In the first weeks of the election campaign, I continued to struggle. Should I vote for Svend? I declined an invitation to help with the campaign, leaning on the excuse that it would conflict with my periodic contributions to Xtra West. During the Christmas break, I walked briskly past his campaign office. The truth was, I was ambivalent about Robinson’s candidacy.
In part, I was worn down by an ocean of doubt. At home, at the gym, at coffee shops, with friends over dinner, in the papers and on TV; everywhere the question: “What do you think about Svend running?” Most often, the discussion was decidedly tilted, away from Robinson’s favour.
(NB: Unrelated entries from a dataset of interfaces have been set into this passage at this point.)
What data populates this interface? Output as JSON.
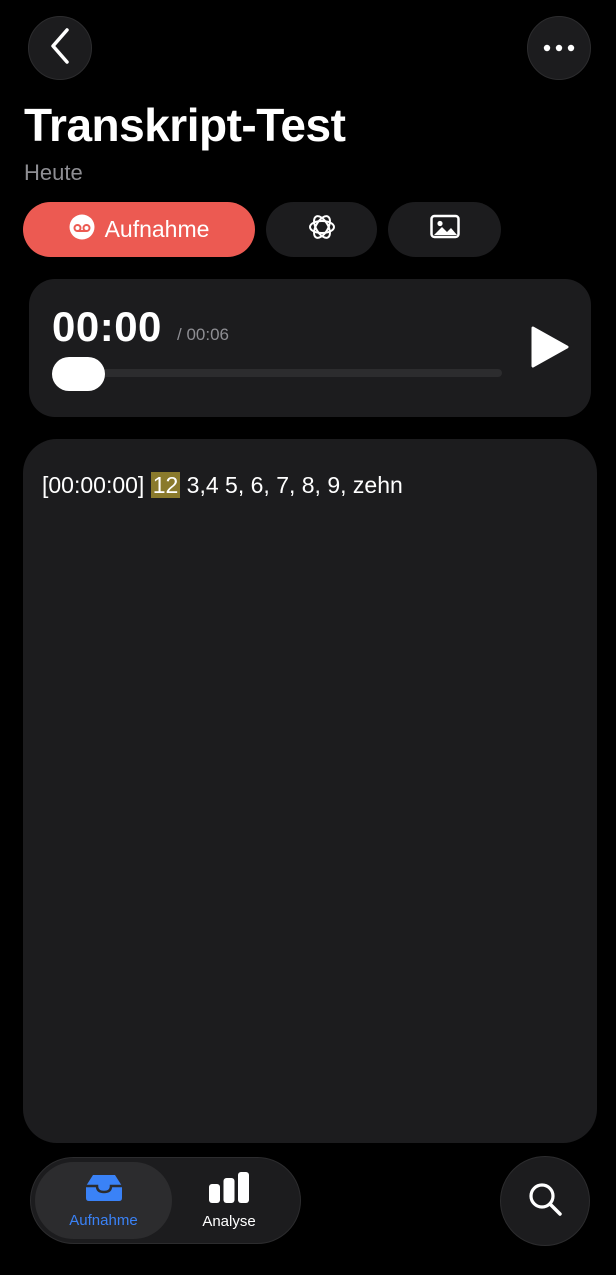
{
  "header": {
    "title": "Transkript-Test",
    "subtitle": "Heute",
    "back_icon": "chevron-left-icon",
    "more_icon": "ellipsis-icon"
  },
  "segments": [
    {
      "id": "recording",
      "label": "Aufnahme",
      "icon": "voicemail-icon",
      "selected": true
    },
    {
      "id": "ai",
      "label": "",
      "icon": "ai-sparkle-icon",
      "selected": false
    },
    {
      "id": "image",
      "label": "",
      "icon": "photo-icon",
      "selected": false
    }
  ],
  "player": {
    "current_time": "00:00",
    "total_time": "/ 00:06",
    "progress": 0,
    "play_icon": "play-icon"
  },
  "transcript": {
    "timestamp": "[00:00:00]",
    "highlighted_word": "12",
    "rest": " 3,4 5, 6, 7, 8, 9, zehn"
  },
  "tabbar": {
    "items": [
      {
        "label": "Aufnahme",
        "icon": "tray-icon",
        "selected": true
      },
      {
        "label": "Analyse",
        "icon": "bar-chart-icon",
        "selected": false
      }
    ]
  },
  "search": {
    "icon": "search-icon"
  },
  "colors": {
    "accent_red": "#ec5a52",
    "accent_blue": "#3a82f7",
    "highlight": "#8a7a2c",
    "card_bg": "#1c1c1e",
    "secondary_text": "#8e8e93"
  }
}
Then came the December issue of Maclean’s magazine, sporting a front page photo of Robinson and a vindictive editorial. A balanced four-page feature on his candidacy was also featured in the same issue, proving again that, even out of office, the former MP attracts extensive national attention.
But the magazine’s theme was decidedly anti-Robinson. “Let’s Svend him packing, ” hissed the page four column.
It got me thinking. Many of the reasons offered to justify getting rid of Robinson reminded me instead of why I’ve supported him.
During his lengthy period of public service, Robinson didn’t simply talk the talk, like so many other politicians. He walked the walk, prepared to take hits from all sides including heavyweights within his own party.
An example: In 1993, when he was arrested for being arm-in-arm with protesters at Clayoquot Sound in the fight to stop clear-cutting, he was up against the logging corporations, a significant pro-logging NDP voting bloc and the provincial NDP government.
I happened to be working at the BC legislature at the time and recall hearing NDP MLAs openly mock Robinson, shouting the name bestowed upon him by grateful native elders, White Swan, with dripping, sarcastic disdain. Strategies were developed to minimize his impact.
Some of Robinson’s federal NDP colleagues have also complained about him, branding him an opportunist, working against the interests of the team. But I wonder how much of that is petty jealousy. While Robinson earns headlines articulating a clear, progressive position, others in the party dither, anxious to appear progressive but fearful of straying from the centre. Robinson’s brash ways get things done.
Mostly, Robinson is a burr under the saddle of Conservatives eager to trample anything in the way of traditional family values or increased corporate profits. How else to explain Maclean’s front-page interest in a politician who has never had the leverage of a cabinet position.
Robinson has been a factor in many of the human rights and environmental struggles of our time. He has been on our side time and again in important battles for queer rights including his pivotal role in adding protection for queers under hate crime legislation.
Using his fame and good fortune, Robinson literally travelled the world, defending queers in places where queer interests aren’t yet generally even on the table.
Yes, there is that ego. I have felt his arrogance firsthand. But I study other local and national politicians on the nightly news and find similar behaviour. Isn’t grandiosity common among many politicians? Aren’t most pioneering types considered uncommon, a special breed. Why single out Robinson? Isn’t it a matter of how the energy is directed? Few can boast of Robinson’s impressive record of achievement.
But there’s no getting around the ring. That stunning failure in judgment will serve as a reminder of Robinson’s limitations and vulnerability. He will continue to pay for that mistake. That’s a good thing, a gift of humility.
What about Fry? I doubt lawmakers or magazine editors will spend much time strategizing how to support or oppose her causes. Enough said.
I’m voting for Robinson. Even damaged through his own misdeed, Robinson has the capacity to shine the light where it’s most needed. We need a loud, progressive federal voice, particularly if more Conservative MPs make their way to Ottawa.